• **ENTRIES SUPPLIED**:
..........

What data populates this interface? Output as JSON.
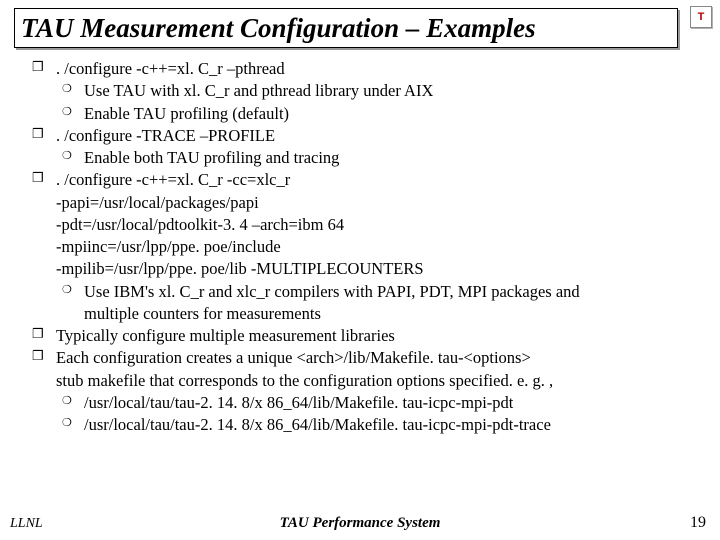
{
  "title": "TAU Measurement Configuration – Examples",
  "logo": "T",
  "content": [
    {
      "lvl": 1,
      "text": ". /configure -c++=xl. C_r –pthread"
    },
    {
      "lvl": 2,
      "text": "Use TAU with xl. C_r and pthread library under AIX"
    },
    {
      "lvl": 2,
      "text": "Enable TAU profiling (default)"
    },
    {
      "lvl": 1,
      "text": ". /configure -TRACE –PROFILE"
    },
    {
      "lvl": 2,
      "text": "Enable both TAU profiling and tracing"
    },
    {
      "lvl": 1,
      "text": ". /configure -c++=xl. C_r -cc=xlc_r"
    },
    {
      "lvl": "1c",
      "text": "-papi=/usr/local/packages/papi"
    },
    {
      "lvl": "1c",
      "text": "-pdt=/usr/local/pdtoolkit-3. 4 –arch=ibm 64"
    },
    {
      "lvl": "1c",
      "text": "-mpiinc=/usr/lpp/ppe. poe/include"
    },
    {
      "lvl": "1c",
      "text": "-mpilib=/usr/lpp/ppe. poe/lib -MULTIPLECOUNTERS"
    },
    {
      "lvl": 2,
      "text": "Use IBM's xl. C_r and xlc_r compilers with PAPI, PDT, MPI packages and"
    },
    {
      "lvl": "2c",
      "text": "multiple counters for measurements"
    },
    {
      "lvl": 1,
      "text": "Typically configure multiple measurement libraries"
    },
    {
      "lvl": 1,
      "text": "Each configuration creates a  unique <arch>/lib/Makefile. tau-<options>"
    },
    {
      "lvl": "1c",
      "text": "stub makefile that corresponds to the configuration options specified. e. g. ,"
    },
    {
      "lvl": 2,
      "text": "/usr/local/tau/tau-2. 14. 8/x 86_64/lib/Makefile. tau-icpc-mpi-pdt"
    },
    {
      "lvl": 2,
      "text": "/usr/local/tau/tau-2. 14. 8/x 86_64/lib/Makefile. tau-icpc-mpi-pdt-trace"
    }
  ],
  "footer": {
    "left": "LLNL",
    "center": "TAU Performance System",
    "right": "19"
  }
}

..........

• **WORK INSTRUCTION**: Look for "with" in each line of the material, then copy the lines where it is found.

• **COMPLETED TASK**:
      "text": "Use TAU with xl. C_r and pthread library under AIX"
      "text": "Use IBM's xl. C_r and xlc_r compilers with PAPI, PDT, MPI packages and"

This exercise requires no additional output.